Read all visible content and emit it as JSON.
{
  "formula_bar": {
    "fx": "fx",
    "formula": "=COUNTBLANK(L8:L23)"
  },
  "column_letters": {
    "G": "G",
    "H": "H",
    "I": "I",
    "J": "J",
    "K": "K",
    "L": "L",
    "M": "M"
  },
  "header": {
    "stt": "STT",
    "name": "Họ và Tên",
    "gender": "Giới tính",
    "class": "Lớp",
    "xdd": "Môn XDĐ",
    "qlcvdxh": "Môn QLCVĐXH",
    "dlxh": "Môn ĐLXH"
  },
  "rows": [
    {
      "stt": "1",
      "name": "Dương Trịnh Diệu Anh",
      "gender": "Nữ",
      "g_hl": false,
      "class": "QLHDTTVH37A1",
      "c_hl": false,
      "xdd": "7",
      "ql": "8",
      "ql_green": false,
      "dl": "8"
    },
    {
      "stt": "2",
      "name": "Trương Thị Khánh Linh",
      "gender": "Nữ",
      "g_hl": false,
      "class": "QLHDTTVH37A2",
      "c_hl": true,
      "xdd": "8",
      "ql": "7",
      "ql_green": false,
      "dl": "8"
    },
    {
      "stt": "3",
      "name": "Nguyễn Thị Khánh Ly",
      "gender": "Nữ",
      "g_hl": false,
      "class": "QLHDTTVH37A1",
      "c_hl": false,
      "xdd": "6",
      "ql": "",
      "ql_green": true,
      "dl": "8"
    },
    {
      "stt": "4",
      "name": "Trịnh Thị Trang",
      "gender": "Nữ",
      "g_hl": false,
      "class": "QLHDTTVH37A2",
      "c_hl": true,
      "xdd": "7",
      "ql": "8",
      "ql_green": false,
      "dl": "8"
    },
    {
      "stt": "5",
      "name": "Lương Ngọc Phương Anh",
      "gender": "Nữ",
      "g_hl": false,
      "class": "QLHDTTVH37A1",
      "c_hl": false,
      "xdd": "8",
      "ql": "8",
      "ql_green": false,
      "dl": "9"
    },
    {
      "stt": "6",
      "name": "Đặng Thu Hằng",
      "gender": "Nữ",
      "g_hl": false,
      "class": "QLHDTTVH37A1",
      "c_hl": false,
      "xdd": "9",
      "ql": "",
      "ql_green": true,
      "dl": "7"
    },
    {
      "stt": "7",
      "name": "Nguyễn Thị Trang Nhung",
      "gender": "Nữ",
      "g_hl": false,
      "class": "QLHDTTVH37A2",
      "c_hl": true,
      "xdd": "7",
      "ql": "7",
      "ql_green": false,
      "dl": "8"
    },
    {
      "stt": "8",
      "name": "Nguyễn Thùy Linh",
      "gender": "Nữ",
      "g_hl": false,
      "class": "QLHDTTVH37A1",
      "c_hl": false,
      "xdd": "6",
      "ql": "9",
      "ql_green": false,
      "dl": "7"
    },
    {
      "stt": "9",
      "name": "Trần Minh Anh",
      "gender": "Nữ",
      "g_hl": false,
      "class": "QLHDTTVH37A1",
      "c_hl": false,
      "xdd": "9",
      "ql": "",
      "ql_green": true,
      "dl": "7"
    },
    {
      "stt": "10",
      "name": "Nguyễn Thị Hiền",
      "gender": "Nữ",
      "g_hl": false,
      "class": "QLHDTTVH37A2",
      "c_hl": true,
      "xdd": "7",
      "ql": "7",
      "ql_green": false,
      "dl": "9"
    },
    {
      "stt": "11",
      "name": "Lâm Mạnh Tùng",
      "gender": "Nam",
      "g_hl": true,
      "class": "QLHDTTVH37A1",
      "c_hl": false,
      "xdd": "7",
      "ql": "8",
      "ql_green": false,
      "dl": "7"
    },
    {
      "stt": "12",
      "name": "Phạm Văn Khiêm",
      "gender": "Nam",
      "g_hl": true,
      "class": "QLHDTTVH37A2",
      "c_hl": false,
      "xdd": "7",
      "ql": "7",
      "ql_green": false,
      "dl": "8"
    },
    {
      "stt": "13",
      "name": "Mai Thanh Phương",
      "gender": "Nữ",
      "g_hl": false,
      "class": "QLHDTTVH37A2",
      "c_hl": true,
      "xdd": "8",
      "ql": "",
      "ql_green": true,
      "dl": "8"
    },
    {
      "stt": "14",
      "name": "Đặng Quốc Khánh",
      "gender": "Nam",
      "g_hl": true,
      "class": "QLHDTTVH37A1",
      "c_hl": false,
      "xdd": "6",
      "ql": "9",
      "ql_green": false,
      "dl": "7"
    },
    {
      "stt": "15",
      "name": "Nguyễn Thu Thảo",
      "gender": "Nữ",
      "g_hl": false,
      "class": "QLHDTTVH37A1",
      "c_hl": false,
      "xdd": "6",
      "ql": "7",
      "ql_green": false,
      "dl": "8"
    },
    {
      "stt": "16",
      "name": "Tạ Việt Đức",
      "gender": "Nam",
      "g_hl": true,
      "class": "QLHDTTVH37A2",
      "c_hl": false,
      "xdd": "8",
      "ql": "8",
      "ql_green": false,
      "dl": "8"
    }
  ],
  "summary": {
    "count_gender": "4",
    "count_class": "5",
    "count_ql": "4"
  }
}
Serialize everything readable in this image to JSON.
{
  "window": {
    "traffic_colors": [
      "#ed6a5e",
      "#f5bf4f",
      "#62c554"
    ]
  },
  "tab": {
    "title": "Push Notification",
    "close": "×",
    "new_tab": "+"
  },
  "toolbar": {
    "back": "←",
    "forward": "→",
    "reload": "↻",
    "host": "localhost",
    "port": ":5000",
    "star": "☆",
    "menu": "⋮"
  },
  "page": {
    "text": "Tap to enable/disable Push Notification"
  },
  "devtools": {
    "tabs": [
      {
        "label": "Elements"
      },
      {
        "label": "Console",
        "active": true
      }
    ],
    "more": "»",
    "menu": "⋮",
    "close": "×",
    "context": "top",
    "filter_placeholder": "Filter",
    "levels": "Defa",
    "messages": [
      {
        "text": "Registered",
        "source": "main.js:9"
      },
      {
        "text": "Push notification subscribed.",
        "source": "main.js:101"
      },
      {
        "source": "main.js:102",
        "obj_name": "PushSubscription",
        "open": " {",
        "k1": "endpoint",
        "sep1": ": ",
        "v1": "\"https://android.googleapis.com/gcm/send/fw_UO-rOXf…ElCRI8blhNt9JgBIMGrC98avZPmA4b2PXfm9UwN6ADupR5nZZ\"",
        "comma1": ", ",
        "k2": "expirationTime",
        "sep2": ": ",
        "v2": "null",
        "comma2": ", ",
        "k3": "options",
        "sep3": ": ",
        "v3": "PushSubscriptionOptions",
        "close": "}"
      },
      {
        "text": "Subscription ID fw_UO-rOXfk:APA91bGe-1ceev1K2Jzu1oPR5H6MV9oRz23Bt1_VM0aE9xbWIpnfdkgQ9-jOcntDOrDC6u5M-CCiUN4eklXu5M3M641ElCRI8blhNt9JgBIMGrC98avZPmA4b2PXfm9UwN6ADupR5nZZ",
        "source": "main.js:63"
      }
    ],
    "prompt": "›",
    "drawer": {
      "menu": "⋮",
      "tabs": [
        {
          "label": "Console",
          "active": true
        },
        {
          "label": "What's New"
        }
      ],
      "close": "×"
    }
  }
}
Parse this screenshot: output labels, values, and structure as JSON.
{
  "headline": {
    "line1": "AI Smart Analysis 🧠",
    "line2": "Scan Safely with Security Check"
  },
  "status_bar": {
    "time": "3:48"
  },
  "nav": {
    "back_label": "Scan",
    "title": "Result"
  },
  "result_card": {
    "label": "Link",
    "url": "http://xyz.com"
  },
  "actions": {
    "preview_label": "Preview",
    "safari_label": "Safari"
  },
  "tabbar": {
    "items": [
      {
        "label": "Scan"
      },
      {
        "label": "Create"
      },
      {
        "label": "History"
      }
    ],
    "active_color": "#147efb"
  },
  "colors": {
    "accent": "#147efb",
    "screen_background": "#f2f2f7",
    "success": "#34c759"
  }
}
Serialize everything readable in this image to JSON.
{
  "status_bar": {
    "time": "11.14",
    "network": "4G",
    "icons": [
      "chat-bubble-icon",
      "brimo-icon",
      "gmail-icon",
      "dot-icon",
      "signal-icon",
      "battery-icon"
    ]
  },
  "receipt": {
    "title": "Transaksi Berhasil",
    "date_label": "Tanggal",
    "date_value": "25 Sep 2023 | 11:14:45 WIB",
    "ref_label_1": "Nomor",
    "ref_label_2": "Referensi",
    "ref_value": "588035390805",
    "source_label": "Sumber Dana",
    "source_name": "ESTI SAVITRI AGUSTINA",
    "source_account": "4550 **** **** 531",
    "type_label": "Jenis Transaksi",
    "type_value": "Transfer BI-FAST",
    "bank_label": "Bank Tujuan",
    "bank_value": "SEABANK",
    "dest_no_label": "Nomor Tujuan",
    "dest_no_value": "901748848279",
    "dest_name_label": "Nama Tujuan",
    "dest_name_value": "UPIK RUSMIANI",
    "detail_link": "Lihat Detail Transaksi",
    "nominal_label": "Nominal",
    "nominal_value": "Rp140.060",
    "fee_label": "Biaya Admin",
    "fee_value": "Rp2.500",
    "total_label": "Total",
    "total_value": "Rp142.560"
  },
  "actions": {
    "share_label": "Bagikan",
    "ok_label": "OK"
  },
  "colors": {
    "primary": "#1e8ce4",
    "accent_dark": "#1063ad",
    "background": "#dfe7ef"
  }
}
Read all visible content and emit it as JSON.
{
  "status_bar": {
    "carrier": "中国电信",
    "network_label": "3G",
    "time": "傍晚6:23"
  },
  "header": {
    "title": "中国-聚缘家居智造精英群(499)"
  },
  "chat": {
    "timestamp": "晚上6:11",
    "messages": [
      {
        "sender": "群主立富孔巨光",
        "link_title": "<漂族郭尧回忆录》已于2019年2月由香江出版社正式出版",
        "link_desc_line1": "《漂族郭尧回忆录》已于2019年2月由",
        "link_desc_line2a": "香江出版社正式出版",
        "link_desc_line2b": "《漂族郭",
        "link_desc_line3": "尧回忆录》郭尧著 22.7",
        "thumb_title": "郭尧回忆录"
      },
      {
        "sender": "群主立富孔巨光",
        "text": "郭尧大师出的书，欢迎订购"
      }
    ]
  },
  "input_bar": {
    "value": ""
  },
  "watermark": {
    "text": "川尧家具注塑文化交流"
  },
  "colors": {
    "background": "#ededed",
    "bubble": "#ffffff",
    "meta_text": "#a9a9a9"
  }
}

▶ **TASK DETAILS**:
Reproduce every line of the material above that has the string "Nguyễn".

▶ **RESPONSE AREA**:
      "name": "Nguyễn Thị Khánh Ly",
      "name": "Nguyễn Thị Trang Nhung",
      "name": "Nguyễn Thùy Linh",
      "name": "Nguyễn Thị Hiền",
      "name": "Nguyễn Thu Thảo",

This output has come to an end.